Appreciate children's simplicity and innocence to keep on teaching, says award-winning educator

By Marie Tonette Grace Marticio

JARO, Leyte – Honey Algein Liporada, head of Pange Elementary School who is also an award-winning teacher, said she loves it when innocent rural pupils who haven't seen a city appreciate simple things such as the sight of a projector or how a paper comes out of a printer as they learn about the world inside their classrooms.

 Teacher Honey shows her classroom design mostly made of recycled materials, which took her five years to complete. (Photo by Marie Tonette Grace Marticio / MANILA BULLETIN) Teacher Honey shows her classroom design mostly made of recycled materials, which took her five years to complete. (Photo by Marie Tonette Grace Marticio / MANILA BULLETIN)

"I loved every first experience I had with my innocent pupils who are very appreciative of simple things,” Ma'am Honey, as she is called, said as she shared how she continues to pursue her dream of providing world-class education even to a far-flung village in this humble town.

Liporada's story is apt to highlight with this year’s celebration of National Teacher’s Month from September 5 to October 5, 2018 that recognizes the crucial role, loyal service, and dedicated commitment of teachers in developing globally competitive learners.

From a family of teachers, Ma’am Honey was inspired to take a double degree in elementary and secondary education at the Leyte Normal University, which made her fall in love with teaching even more.

“Ever since I was a child, teaching has already been my dream profession, I cannot see myself in any other profession except for teaching. Because I want to let the children experience what I did not experience when I was a child in school,” she shared.

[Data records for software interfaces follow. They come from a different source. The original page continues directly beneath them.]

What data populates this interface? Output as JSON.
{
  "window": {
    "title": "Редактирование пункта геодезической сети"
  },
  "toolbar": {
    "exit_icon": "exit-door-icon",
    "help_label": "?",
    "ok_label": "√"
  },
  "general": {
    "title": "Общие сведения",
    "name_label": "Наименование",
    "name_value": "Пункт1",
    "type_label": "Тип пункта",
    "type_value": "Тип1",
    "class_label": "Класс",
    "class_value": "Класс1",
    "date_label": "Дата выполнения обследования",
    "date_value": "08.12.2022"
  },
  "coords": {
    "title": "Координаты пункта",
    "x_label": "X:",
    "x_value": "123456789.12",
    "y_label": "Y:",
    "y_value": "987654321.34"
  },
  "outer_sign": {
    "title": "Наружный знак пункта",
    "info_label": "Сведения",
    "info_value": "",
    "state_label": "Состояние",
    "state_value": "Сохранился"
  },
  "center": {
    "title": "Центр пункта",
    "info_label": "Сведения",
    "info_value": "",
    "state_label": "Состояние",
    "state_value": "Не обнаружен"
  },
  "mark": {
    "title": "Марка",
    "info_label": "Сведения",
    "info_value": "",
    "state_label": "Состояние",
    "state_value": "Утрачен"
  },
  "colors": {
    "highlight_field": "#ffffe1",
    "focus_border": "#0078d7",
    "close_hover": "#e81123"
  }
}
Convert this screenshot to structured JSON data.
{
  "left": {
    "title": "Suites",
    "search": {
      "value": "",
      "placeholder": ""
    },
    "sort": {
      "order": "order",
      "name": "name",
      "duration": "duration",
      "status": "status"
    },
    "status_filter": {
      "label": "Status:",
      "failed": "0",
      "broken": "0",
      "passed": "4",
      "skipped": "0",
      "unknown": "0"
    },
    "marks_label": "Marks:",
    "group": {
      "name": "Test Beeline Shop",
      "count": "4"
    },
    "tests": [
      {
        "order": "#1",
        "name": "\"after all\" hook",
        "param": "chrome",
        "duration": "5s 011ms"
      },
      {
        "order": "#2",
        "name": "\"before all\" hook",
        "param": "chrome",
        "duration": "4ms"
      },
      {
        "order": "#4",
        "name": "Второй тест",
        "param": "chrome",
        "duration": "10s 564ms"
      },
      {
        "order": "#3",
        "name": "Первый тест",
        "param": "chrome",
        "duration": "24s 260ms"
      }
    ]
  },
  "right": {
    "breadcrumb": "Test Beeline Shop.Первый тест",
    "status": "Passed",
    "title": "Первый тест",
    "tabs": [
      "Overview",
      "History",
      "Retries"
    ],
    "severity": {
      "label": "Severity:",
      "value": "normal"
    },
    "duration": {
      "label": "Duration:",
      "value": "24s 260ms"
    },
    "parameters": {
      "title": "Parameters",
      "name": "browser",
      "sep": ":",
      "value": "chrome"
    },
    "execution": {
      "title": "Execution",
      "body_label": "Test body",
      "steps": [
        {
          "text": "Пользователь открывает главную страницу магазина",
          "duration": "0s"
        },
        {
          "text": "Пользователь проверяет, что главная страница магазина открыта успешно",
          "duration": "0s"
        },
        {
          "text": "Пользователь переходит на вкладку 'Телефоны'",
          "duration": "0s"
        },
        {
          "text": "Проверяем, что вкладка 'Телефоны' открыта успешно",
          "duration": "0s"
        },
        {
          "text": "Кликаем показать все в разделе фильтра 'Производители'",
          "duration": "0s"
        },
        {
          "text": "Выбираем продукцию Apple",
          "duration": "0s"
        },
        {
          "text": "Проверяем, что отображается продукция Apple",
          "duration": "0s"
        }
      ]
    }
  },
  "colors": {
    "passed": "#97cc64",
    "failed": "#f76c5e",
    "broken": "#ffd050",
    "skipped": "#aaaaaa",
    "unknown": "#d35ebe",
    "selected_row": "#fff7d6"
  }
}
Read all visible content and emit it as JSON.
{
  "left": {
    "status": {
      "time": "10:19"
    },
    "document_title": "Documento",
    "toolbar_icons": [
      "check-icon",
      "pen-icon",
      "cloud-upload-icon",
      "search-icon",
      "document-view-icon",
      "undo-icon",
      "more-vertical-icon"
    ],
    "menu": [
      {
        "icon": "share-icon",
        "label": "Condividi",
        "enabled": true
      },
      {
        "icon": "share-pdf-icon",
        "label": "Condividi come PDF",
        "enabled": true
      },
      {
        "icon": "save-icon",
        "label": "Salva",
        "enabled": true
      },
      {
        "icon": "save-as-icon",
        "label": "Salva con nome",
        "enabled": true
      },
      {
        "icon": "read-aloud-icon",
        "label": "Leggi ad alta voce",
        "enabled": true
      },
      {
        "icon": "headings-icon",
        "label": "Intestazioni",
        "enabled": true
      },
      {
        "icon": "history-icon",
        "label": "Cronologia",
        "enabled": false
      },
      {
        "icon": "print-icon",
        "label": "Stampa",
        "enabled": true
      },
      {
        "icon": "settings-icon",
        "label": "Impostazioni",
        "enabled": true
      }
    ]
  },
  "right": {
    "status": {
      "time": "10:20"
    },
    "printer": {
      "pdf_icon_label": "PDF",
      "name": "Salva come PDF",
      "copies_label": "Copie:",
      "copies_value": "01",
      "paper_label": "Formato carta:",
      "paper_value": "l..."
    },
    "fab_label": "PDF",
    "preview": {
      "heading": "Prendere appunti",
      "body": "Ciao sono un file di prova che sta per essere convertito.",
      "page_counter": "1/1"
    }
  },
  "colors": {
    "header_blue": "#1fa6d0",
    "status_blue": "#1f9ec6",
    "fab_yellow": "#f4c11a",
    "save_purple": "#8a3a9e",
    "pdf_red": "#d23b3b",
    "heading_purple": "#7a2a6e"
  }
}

She started teaching in a private and international school before landing as a multi-grade (MG) teacher handling Grades 5 and 6 classes in an interior village here.

“It was difficult to start teaching in an MG class especially that my previous teaching experience was in an international school. My pupils in the barrio school are the total opposites of my pupils in the private school, but I was eager and excited to bring an international standard of education to these learners,” she recalled.

She narrated her experience witnessing pupils appreciate simple things: “Though my pupils cannot even speak nor write simple English sentences, I went home with a smile every day because I know that I was making a difference every time I am with them. Most of my pupils do not even know the idea of a city. They were awed when they saw a projector and called it a big TV, and when I brought my printer to school they were amazed to see how a paper comes out from the machine."

Recently, photos of her classroom drew various reactions on the internet, but for Ma’am Honey, who dedicated five years to come up with the design, more than being awarded with Best in Classroom Structure in her district in 2017, the discipline and excitement of her learners when they go to school are what matters to her.

“I spend most of my time in my classroom than at home. I never saw my pupils get distracted because my classroom is designed for children. It developed discipline among learners that as early as their age, they should already know how to take care of the things around them, because if they don't, matagal na sanang nasira ‘yung displays namin sa room,” she said.

In fact, she added that it has helped her develop learners who are winners in academic contests such as Science Quiz Bee and Journalism despite coming from a multi-grade school.

Also, in her seven-year stint as a teacher, including five years with the Department of Education, she has already set the bar with her back-to-back award as the Most Outstanding Multi-grade teacher in Leyte Division in 2016 and 2017, as well as in her district; and Outstanding Mono-grade teacher Leyte Division Area II-A in 2015.

“I am hoping to encourage teachers to love their work more, their pupils and their teaching environment, and to give the best that they can to give better education for the Filipinos. Teaching is not just a job, but definitely a vocation. Love what you are doing and love your profession, because you will surely not call it stress but passion.”

Believe in the smallest hope there is, make small things big, stay positive, never give up, continue believing that we can give the best education to our future leaders, she said.

Amidst challenges in the teaching profession, she continues to work hard in achieving her dream of providing world-class education in public schools.

“The impact of every circumstance will depend on how you will take it, and on how you will react to it. There are a lot of issues that our department is currently facing. These issues must be faced and addressed. I believe and hope that teachers will be recognized and valued for their worth,” she pointed out.